Ninety-four per cent of care home managers are trying to arrange visits but the cost of making it happen is an enormous barrier, the National Care Forum (NCF) found.
It said an urgent injection of Government funding is needed to fulfil Health Secretary Matt Hancock‘s pledge to roll out testing to all care home visitors for the holiday. Last week, the Daily Mail launched a campaign calling on ministers to ensure residents reunite with their loved ones in time for Christmas.
One of our five key demands is for care homes to have adequate funding to pay for personal protective equipment and visiting pods or rooms.
The NCF found that care homes spent an extra £4,000 on average last month to help relatives see their loved ones.
That was before Government guidelines were introduced recommending the installation of floor-to-ceiling Perspex screens, which have piled more financial pressure on homes.

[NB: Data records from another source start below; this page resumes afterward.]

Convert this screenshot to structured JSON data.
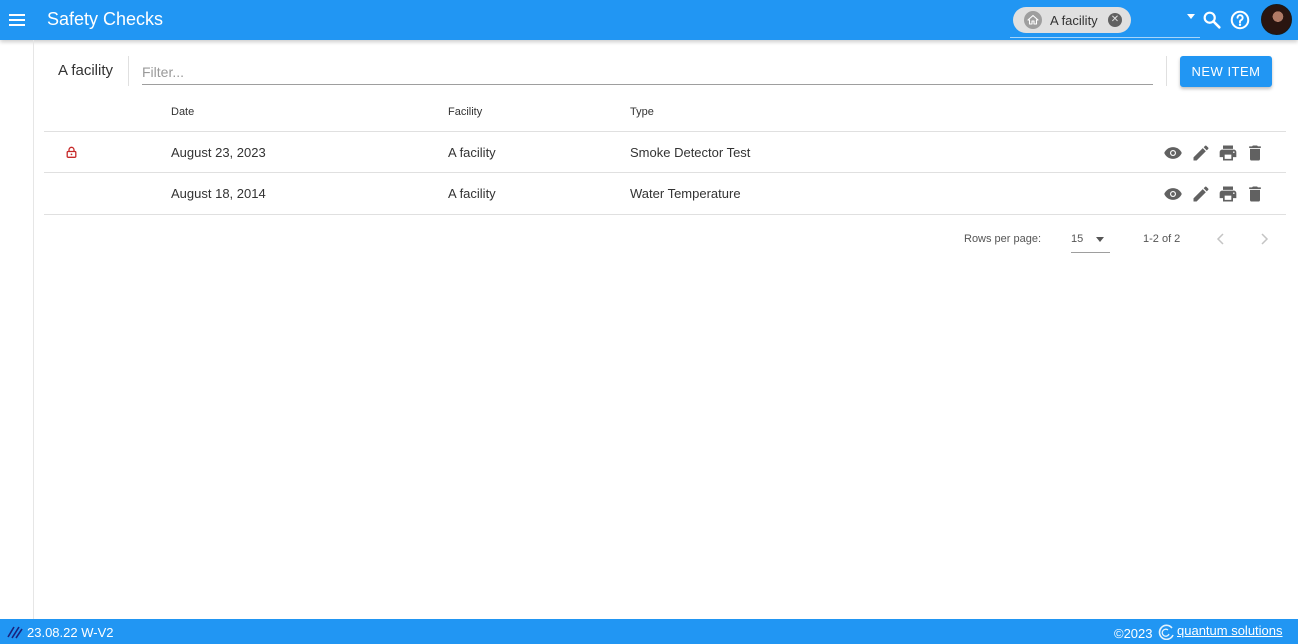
{
  "header": {
    "title": "Safety Checks",
    "facility_chip": "A facility",
    "icons": [
      "menu-icon",
      "home-icon",
      "close-icon",
      "search-icon",
      "help-icon",
      "avatar"
    ]
  },
  "toolbar": {
    "facility_label": "A facility",
    "filter_placeholder": "Filter...",
    "new_button": "NEW ITEM"
  },
  "table": {
    "columns": [
      "Date",
      "Facility",
      "Type"
    ],
    "rows": [
      {
        "locked": true,
        "date": "August 23, 2023",
        "facility": "A facility",
        "type": "Smoke Detector Test"
      },
      {
        "locked": false,
        "date": "August 18, 2014",
        "facility": "A facility",
        "type": "Water Temperature"
      }
    ],
    "row_actions": [
      "view-icon",
      "edit-icon",
      "print-icon",
      "delete-icon"
    ]
  },
  "pagination": {
    "rows_per_page_label": "Rows per page:",
    "rows_per_page": "15",
    "range": "1-2 of 2"
  },
  "footer": {
    "version": "23.08.22 W-V2",
    "copyright": "©2023",
    "brand": "quantum solutions"
  },
  "colors": {
    "primary": "#2196f3",
    "lock": "#c62828",
    "action_icon": "#616161"
  }
}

The NCF found that care homes spent an extra £4,000 on average last month to help relatives see their loved ones
The NCF survey covered 1,240 care homes, 28,810 residents and 35,124 staff.
Vic Rayner, NCF director, said the extra costs included cash for ‘managing booking systems for visits and having staff available to support visits through windows and gardens’.

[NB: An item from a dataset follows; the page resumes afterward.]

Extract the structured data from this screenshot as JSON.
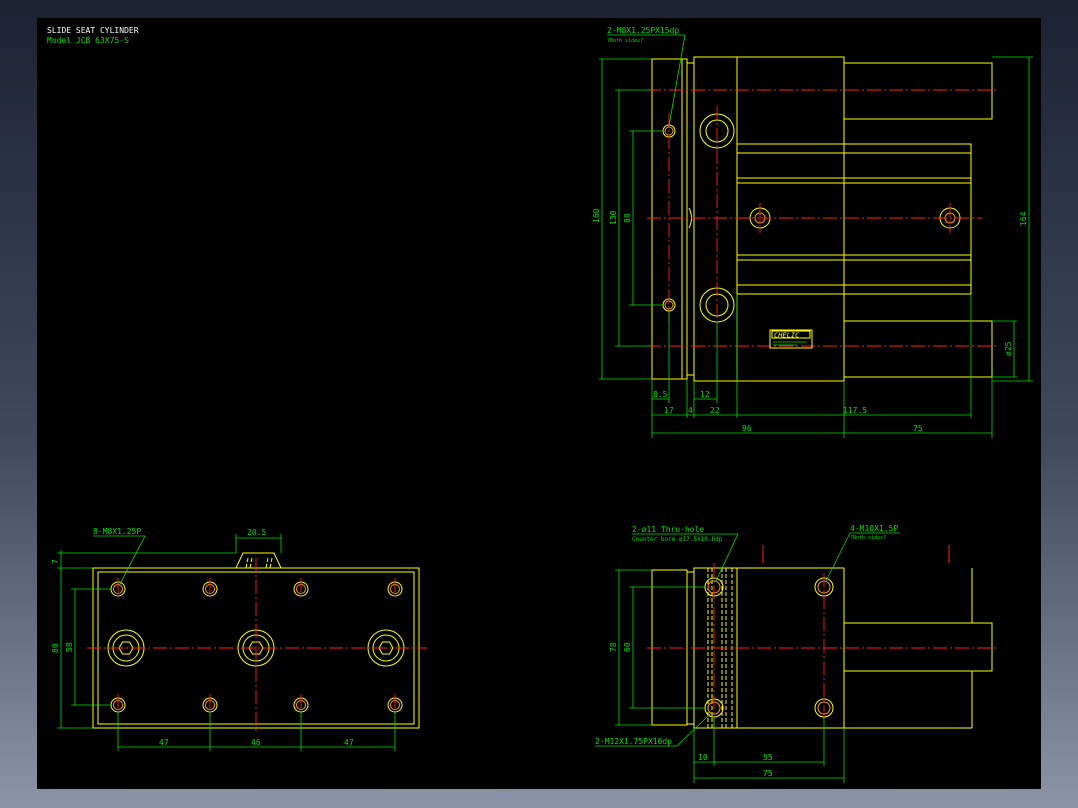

Care bosses warned that more money would be needed to enable the testing of all visitors as the Government’s Infection Control Fund – which covers funding for personal protective equipment – is not sufficient.
The additional financial support for care homes was needed ‘rapidly’, Miss Rayner said.

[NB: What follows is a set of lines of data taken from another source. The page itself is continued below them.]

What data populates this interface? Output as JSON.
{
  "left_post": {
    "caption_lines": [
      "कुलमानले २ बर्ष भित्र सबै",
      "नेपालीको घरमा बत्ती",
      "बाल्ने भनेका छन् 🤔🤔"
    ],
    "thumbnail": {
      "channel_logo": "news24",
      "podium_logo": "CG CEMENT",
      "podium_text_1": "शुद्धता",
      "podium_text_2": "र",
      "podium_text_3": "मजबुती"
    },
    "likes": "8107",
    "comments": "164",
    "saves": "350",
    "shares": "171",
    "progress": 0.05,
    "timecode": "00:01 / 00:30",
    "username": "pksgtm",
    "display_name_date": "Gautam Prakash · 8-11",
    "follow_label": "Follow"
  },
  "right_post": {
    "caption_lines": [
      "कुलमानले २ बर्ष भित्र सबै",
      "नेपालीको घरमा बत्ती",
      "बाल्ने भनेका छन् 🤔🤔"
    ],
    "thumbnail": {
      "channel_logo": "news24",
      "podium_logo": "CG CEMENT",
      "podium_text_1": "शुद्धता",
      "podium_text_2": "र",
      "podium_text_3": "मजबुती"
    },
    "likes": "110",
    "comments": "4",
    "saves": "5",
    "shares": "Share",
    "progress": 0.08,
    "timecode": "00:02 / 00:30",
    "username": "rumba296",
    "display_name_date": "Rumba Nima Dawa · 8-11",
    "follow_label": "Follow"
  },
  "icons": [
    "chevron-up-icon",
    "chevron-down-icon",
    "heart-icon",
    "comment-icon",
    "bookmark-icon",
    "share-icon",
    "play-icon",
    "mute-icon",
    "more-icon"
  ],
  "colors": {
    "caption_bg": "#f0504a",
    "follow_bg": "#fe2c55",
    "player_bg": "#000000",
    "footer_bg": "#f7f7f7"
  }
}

‘Then they can get on and do the planning, and we can move into that position where visiting is a default and visiting is available for all in a planned way that we can communicate properly to residents and their relatives and loved ones,’ she added.
The NCF survey covered 1,240 care homes, 28,810 residents and 35,124 staff. File photo of a lonely older woman behind glass
Despite the financial challenges, care experts said they were ‘gearing up for Christmas mode’ and promised that staff would do their best to bring residents joy-filled festivities.
Jane Ashcroft, chief executive of Anchor Hanover care group, said: ‘Santa’s had his test and he’s on his way. And there’s loads of activity going on. Food is always an important part – the dining experience is critical to people living in care homes.
‘We’ve got our Christmas cake competition under way – always a very competitive process.’
She added: ‘People who have loved ones living in care services can be assured that our colleagues on the front line absolutely go out of their way every year to make Christmas special and they will really focus this year.’ Fiona Carragher, of the Alzheimer’s Society, said: ‘What’s great to see is how much care homes really understand the importance of getting people with dementia reunited with their family carers – with so many trying to allow more visits.’
Referring to a screening trial launched on Monday across 20 care homes in Hampshire, Devon and Cornwall, she added: ‘The Government’s [testing] pilot is all well and good, but if there’s not enough money to pay for PPE and extra staff time to carry out quick turnaround tests, doors will remain shut.
‘People with dementia in care homes cannot be left to the mercy of ‘if-onlys, buts or whens’.’
Liz Kendall MP, shadow minister for care, said families were ‘desperate’ to visit loved ones after eight months of the pandemic. ‘Care homes have told us how vital family visits are to the mental health and well-being of residents,’ she said.
‘Despite promises to ensure family visits can resume before Christmas, the Government have not backed this up with the resources to make this happen.’
A Department of Health and Social Care spokesman said: ‘We have provided over £1.1billion to support adult social care providers to take key steps in improving infection prevention measures, as well as £4.6billion funding for local authorities to address pressures on local services caused by the pandemic, including adult social care.
‘We know some care homes have been taking innovative approaches to allow visits, which is reflected and encouraged in our updated guidance.’